Reproduce every record below, character by character.

====== Provided information ======

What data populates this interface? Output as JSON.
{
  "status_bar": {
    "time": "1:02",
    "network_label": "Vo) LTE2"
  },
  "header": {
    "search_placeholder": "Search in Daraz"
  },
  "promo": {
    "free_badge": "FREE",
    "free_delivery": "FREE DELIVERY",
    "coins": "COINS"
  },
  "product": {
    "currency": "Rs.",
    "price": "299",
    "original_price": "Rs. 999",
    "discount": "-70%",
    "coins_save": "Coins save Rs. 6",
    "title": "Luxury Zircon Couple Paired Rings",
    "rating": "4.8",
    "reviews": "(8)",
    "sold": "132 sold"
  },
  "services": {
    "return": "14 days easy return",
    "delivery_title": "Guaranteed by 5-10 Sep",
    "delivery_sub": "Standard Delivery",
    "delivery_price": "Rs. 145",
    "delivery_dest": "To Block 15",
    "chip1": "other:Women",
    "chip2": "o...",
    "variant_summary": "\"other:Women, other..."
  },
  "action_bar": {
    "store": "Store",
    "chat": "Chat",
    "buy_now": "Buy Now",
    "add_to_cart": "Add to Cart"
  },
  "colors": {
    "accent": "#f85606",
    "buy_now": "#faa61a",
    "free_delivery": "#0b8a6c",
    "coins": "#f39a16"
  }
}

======

[Exercise result]:
What data populates this interface? Output as JSON.
{
  "status_bar": {
    "time": "1:02",
    "network_label": "Vo) LTE2"
  },
  "header": {
    "search_placeholder": "Search in Daraz"
  },
  "promo": {
    "free_badge": "FREE",
    "free_delivery": "FREE DELIVERY",
    "coins": "COINS"
  },
  "product": {
    "currency": "Rs.",
    "price": "299",
    "original_price": "Rs. 999",
    "discount": "-70%",
    "coins_save": "Coins save Rs. 6",
    "title": "Luxury Zircon Couple Paired Rings",
    "rating": "4.8",
    "reviews": "(8)",
    "sold": "132 sold"
  },
  "services": {
    "return": "14 days easy return",
    "delivery_title": "Guaranteed by 5-10 Sep",
    "delivery_sub": "Standard Delivery",
    "delivery_price": "Rs. 145",
    "delivery_dest": "To Block 15",
    "chip1": "other:Women",
    "chip2": "o...",
    "variant_summary": "\"other:Women, other..."
  },
  "action_bar": {
    "store": "Store",
    "chat": "Chat",
    "buy_now": "Buy Now",
    "add_to_cart": "Add to Cart"
  },
  "colors": {
    "accent": "#f85606",
    "buy_now": "#faa61a",
    "free_delivery": "#0b8a6c",
    "coins": "#f39a16"
  }
}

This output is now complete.